Written by Samuel Barker
Jun 17, 2007 at 08:00 PM
ImageFor the alternative rock fan, this was the best Father’s Day in Houston in quiet a while, possibly ever. With the reformed Dinosaur Jr. making their first stop in Houston since the release of their new album, Beyond, last month, anticipation was high. Oddly, the guys were opening up for the Black Keys on this date.

Regardless, the audience packed into the main room of Warehouse Live to see the band play it’s 9-song, 45-minute set. With tickets only $15 for the show, people we much more willing to ante up the cash to see the opening band blow the house away.

When Dinosaur took the stage, the audience erupted and a sign popped up out of the front row. After picking up his guitar, guitarist/vocalist J Mascis, without his glasses, made his best attempt to make out the fan’s request for a pick. After a slight chuckle and a reply of “Sure.” Mascis grabbed a pick and got it to the fan.

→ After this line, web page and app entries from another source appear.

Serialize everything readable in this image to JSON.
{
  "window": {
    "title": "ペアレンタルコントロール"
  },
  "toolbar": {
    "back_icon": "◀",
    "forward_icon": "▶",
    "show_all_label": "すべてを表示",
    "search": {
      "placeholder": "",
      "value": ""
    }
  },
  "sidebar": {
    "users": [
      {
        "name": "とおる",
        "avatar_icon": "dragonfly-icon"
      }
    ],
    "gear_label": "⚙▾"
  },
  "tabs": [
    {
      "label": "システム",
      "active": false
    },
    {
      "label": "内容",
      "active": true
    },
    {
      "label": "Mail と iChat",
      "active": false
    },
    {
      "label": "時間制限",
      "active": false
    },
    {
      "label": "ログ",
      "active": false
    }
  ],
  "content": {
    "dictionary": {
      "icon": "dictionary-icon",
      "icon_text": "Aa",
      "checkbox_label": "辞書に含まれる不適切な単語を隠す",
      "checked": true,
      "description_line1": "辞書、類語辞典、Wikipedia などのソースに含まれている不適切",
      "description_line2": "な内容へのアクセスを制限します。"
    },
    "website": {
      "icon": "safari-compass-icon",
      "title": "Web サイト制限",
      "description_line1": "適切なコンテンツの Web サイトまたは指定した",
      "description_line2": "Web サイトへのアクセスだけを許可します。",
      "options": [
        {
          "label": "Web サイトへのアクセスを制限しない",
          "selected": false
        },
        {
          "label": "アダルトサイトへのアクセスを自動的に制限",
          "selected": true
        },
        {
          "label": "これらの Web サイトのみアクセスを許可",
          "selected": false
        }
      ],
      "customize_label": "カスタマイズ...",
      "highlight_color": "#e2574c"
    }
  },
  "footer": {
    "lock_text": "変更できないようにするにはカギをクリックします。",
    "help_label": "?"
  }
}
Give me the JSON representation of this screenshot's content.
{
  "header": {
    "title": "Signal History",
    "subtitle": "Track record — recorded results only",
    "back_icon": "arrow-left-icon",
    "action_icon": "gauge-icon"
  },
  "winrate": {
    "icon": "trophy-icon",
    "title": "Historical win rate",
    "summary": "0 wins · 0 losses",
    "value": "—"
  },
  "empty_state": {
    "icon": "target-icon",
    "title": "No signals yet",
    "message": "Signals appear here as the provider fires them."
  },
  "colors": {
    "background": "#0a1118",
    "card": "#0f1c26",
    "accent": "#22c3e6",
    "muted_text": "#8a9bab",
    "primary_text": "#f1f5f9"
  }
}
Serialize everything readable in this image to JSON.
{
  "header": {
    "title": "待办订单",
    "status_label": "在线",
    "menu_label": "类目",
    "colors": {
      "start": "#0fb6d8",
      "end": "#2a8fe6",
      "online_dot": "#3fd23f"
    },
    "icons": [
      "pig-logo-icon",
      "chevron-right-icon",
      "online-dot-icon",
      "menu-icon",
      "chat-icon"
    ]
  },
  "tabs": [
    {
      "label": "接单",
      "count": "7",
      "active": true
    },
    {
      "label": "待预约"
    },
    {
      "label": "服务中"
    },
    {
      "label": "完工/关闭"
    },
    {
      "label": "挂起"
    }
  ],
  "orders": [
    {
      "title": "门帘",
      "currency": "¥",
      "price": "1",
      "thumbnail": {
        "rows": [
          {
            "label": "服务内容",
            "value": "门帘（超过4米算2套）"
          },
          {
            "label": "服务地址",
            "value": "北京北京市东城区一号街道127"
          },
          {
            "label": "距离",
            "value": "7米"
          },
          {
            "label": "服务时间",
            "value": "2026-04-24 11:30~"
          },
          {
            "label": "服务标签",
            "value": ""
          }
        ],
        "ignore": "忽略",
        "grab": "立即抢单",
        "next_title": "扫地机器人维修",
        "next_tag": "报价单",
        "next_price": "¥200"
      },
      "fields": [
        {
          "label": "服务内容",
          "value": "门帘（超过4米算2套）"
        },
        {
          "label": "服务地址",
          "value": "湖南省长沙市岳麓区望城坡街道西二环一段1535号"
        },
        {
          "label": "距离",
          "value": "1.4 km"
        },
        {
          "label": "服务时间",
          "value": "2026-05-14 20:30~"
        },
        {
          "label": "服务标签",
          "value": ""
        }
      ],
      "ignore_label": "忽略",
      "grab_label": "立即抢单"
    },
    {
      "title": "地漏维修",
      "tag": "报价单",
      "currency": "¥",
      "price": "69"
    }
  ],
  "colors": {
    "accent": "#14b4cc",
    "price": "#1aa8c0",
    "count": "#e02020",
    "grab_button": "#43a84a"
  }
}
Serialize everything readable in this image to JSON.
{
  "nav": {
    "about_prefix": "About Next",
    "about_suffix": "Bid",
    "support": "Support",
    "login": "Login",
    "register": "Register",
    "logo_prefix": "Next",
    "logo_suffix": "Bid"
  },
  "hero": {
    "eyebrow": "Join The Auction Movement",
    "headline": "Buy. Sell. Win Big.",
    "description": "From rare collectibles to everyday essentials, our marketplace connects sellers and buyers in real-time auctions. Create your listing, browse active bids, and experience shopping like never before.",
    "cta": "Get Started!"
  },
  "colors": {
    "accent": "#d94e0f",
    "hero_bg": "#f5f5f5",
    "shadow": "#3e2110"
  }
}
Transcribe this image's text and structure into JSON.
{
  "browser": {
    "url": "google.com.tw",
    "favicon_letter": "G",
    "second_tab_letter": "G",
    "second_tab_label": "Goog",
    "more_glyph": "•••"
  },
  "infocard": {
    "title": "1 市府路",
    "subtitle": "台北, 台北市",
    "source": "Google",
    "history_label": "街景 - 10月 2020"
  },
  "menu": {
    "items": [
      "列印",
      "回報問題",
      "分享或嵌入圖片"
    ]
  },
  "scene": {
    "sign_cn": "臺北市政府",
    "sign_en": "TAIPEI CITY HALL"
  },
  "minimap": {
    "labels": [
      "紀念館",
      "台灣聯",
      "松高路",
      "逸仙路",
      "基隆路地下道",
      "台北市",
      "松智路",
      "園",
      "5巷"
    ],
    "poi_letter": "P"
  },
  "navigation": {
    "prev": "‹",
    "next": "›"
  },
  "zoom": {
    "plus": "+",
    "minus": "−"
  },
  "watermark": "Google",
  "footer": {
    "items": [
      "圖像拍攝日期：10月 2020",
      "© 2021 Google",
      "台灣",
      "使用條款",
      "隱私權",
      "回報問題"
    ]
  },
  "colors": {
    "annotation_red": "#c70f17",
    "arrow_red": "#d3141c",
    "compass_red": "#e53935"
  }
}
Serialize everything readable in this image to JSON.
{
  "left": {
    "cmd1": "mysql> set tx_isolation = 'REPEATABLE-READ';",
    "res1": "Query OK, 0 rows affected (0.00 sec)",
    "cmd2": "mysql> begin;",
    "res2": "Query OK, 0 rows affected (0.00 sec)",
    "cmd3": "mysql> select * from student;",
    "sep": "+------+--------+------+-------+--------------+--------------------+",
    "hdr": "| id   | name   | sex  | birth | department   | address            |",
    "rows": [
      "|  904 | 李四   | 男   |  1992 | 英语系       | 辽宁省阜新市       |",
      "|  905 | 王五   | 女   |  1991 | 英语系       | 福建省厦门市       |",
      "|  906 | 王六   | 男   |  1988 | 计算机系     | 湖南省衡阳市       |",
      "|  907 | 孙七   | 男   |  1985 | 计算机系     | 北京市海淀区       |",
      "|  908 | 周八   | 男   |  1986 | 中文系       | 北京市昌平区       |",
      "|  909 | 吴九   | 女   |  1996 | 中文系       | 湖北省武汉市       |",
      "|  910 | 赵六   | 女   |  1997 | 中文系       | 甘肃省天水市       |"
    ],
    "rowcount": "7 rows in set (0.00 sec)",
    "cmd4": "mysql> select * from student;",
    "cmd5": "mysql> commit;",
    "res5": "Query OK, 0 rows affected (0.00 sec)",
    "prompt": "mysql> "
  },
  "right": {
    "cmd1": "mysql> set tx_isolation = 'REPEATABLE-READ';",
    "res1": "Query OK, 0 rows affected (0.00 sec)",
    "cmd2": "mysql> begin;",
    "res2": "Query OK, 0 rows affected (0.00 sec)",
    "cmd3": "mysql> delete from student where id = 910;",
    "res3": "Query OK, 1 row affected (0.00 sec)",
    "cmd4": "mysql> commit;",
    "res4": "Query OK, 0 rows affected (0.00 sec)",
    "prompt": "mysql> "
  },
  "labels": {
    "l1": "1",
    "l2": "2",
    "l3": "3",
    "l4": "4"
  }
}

Then, after a glance over a drummer Murph, the band kicked into Almost Ready, the opening song from Beyond. Then about 8 notes into the opening lead, the guitar dropped out and only the sight of Mascis’ fingers moving around the fretboard could be seen. After a few seconds, Mascis tried to get his signal back and failed. Bassist/vocalist Lou Barlow and Murph kept the rhythm going while he tried to get it all in order, but eventually they stopped…which saw the audience erupt in loud applause to let the band know it was okay and would welcome the next start.

After giggling a few wires the band went back into Almost Ready and never looked back. Barlow performed his contribution to Beyond, Back To Your Heart. The song was awesome live and carried the same edge the band has shown with other songs.

The set was also peppered with classics from the years Barlow wasn’t in the band, like Out There, which was breathtaking live, and Feel The Pain. After seeing the band play material from their first 3 albums on the last tour, it was nice to see Barlow and Mascis cranking out the later favorites together and material from the new album. Of course, Small Fury Things found it’s way into the set, along with Freak Scene, which closed the set, so the initial recordings were represented.

While a longer set would have been more than welcomed, people were appreciative of the abbreviated set. Though, many people questioned why a legendary band like Dinosaur Jr was opening for The Black Keys.

Akron, Ohio’s very own The Black Keys closed the show and started off with some slight guitar issues as well, but quickly got everything back in working order.

I hadn’t seen the Black Keys since back in 2002 or so when they were being promoted by Epitaph. The band has gotten a lot tighter and picked up a solid catalog of songs, but didn’t really blow me away the way Dinosaur Jr did. Many people went into the lounge or bailed out before the end of the Black Keys’ set. Of course, a lot of that may have had to do with the 45 minutes between set times that felt like an eternity.

The band is a good mix of blues and rock but since they burst on the scene from the same region as the White Stripes, I just can’t get over the similarities in sound, name and the fact they’re a duo band. But that’s mostly just those idiotic thoughts we try to suppress for the most part, but sometimes can’t.

In the end though, this band has serious rock n’ roll chops and the sound is solid. If you cannot really have a solid complaint on this band if you’re a fan of rock n’ roll.
These guys are the real deal, but if this was a fight, they’d have gotten whooped by the opener. I’d have much rather seen equal amounts of both, because the duo dynamic got old well before the set concluded.